§ EXERCISE BRIEF:
Please return every line of the records that contains the word "answer".
--- RECORD SET ---
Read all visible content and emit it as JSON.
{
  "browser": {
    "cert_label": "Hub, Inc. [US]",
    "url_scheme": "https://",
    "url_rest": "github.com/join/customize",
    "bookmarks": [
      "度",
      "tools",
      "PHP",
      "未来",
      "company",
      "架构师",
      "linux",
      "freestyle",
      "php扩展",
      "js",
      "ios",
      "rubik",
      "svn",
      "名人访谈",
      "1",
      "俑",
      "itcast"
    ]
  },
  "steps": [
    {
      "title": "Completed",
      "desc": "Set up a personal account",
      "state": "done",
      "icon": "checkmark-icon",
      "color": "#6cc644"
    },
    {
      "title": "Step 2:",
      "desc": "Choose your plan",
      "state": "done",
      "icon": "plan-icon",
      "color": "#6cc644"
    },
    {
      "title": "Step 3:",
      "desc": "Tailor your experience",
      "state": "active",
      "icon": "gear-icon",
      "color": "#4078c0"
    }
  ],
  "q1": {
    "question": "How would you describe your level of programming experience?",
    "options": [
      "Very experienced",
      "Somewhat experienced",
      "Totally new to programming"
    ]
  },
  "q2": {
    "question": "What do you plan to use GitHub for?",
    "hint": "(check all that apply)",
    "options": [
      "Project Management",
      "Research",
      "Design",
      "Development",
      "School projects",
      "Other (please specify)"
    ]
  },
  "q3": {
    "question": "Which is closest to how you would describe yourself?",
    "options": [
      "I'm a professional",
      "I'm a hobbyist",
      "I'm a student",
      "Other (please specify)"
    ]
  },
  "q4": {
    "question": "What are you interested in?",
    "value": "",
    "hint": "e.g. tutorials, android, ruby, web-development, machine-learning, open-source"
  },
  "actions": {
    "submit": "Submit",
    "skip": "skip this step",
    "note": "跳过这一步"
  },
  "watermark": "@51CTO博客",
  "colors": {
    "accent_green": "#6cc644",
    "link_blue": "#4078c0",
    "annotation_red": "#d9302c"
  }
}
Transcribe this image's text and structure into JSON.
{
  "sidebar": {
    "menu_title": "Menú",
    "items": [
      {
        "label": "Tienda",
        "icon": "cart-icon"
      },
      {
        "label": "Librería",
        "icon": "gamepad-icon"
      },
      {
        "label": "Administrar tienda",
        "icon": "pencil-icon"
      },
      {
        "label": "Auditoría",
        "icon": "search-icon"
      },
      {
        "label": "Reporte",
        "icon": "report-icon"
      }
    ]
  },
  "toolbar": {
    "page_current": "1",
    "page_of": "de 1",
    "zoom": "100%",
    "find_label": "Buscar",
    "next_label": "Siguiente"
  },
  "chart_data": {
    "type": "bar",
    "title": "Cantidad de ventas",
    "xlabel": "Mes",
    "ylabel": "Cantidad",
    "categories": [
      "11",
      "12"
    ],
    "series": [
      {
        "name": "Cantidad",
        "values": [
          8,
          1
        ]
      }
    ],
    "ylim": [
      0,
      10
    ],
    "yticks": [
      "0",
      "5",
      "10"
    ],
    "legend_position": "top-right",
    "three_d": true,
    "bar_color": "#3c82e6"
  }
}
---
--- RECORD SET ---
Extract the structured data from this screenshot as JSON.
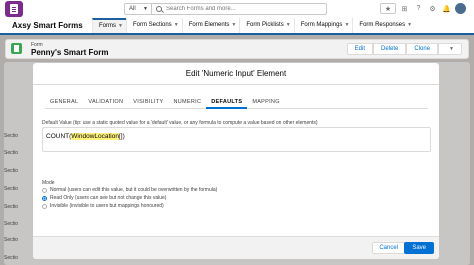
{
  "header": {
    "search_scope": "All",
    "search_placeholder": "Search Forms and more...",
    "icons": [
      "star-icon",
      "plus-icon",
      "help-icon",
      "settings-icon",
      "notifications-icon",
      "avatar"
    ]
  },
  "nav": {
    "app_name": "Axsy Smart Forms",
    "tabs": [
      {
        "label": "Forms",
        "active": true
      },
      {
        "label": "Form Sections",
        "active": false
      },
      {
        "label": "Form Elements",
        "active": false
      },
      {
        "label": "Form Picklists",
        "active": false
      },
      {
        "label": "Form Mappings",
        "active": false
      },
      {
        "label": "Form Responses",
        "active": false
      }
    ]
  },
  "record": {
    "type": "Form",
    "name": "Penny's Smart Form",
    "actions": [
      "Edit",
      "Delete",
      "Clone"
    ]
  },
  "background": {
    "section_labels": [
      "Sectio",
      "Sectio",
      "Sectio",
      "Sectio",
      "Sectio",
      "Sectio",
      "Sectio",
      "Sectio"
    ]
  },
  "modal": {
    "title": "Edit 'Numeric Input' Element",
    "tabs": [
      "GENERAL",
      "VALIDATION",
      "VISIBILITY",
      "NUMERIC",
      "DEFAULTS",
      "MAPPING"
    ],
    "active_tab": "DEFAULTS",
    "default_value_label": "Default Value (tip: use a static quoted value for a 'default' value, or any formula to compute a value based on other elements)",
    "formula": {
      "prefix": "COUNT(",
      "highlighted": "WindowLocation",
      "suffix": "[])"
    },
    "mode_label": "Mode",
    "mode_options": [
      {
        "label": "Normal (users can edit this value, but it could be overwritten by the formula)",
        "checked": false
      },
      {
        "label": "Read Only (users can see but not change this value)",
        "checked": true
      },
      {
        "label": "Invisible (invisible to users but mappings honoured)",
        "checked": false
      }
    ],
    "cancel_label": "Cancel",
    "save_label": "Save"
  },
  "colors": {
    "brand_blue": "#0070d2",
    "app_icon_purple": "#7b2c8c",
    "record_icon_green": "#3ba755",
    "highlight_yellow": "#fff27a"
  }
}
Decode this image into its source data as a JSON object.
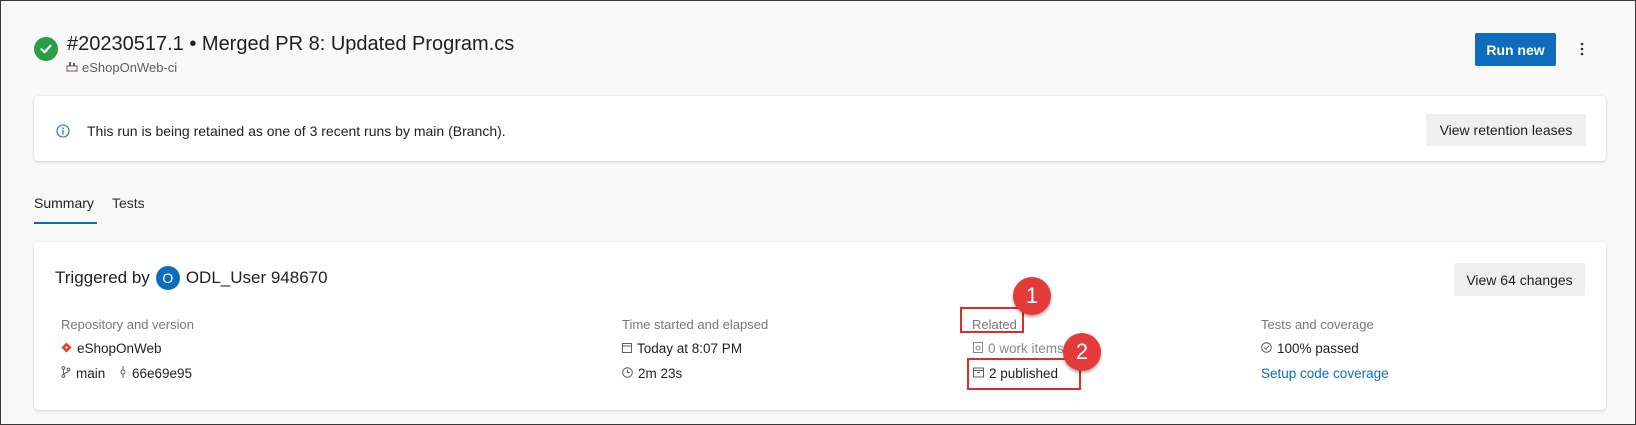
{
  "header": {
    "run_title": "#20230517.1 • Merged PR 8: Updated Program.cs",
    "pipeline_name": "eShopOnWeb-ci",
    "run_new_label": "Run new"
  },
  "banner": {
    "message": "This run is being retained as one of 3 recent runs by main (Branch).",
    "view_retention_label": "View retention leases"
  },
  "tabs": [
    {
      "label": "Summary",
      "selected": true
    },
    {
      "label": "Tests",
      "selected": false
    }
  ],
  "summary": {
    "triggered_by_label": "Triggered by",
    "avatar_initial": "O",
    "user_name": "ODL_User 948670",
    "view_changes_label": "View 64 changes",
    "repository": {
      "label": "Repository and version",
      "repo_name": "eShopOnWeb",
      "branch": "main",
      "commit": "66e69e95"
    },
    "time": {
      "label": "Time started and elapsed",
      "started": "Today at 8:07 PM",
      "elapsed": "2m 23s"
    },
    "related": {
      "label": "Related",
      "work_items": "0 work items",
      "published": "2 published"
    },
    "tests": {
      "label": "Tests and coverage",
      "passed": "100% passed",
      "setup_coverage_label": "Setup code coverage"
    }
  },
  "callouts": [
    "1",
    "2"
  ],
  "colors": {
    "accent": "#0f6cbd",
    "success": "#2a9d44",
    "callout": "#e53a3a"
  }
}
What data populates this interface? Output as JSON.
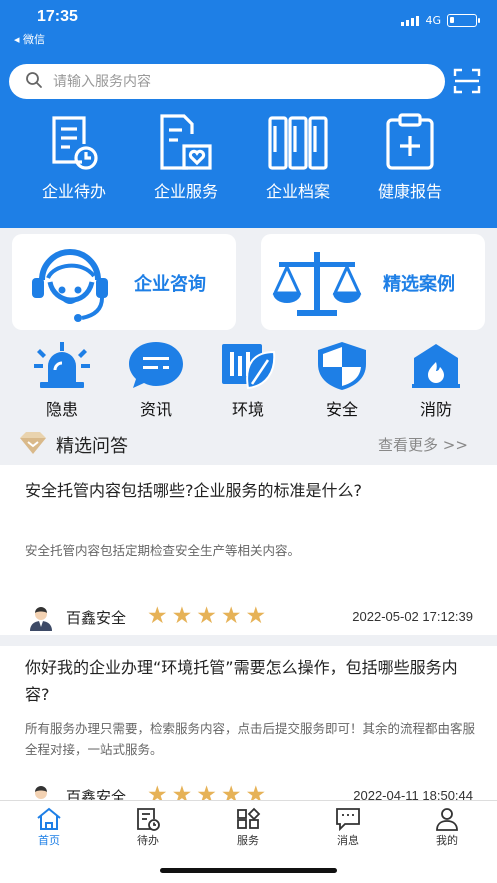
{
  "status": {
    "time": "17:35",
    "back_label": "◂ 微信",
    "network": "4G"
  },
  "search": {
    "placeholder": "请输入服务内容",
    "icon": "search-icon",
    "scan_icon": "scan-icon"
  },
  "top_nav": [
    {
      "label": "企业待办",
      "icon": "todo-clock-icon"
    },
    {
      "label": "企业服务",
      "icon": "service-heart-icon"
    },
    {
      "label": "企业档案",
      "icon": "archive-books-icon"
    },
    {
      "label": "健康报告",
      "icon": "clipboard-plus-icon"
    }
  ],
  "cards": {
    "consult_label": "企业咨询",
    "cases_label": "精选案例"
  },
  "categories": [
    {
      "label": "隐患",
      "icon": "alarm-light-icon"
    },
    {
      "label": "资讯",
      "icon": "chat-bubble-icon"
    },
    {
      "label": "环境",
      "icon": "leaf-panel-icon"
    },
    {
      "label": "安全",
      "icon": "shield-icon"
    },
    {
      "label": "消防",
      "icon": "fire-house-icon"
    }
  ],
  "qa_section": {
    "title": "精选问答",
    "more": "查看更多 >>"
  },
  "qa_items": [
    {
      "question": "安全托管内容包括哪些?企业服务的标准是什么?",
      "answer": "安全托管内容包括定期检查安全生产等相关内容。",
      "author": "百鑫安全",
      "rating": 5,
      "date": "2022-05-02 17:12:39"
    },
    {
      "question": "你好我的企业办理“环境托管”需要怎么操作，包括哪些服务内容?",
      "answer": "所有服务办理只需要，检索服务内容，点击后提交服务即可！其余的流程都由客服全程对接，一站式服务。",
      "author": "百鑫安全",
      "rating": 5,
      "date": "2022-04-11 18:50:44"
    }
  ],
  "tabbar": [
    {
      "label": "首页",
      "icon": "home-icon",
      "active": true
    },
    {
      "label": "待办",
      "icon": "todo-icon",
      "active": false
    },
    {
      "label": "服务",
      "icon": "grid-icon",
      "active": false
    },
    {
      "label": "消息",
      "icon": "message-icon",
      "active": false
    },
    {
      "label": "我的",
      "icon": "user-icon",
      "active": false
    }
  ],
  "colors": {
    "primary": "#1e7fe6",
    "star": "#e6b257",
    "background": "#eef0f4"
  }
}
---
§ PROBLEM SOLUTION:
      "answer": "安全托管内容包括定期检查安全生产等相关内容。",
      "answer": "所有服务办理只需要，检索服务内容，点击后提交服务即可！其余的流程都由客服全程对接，一站式服务。",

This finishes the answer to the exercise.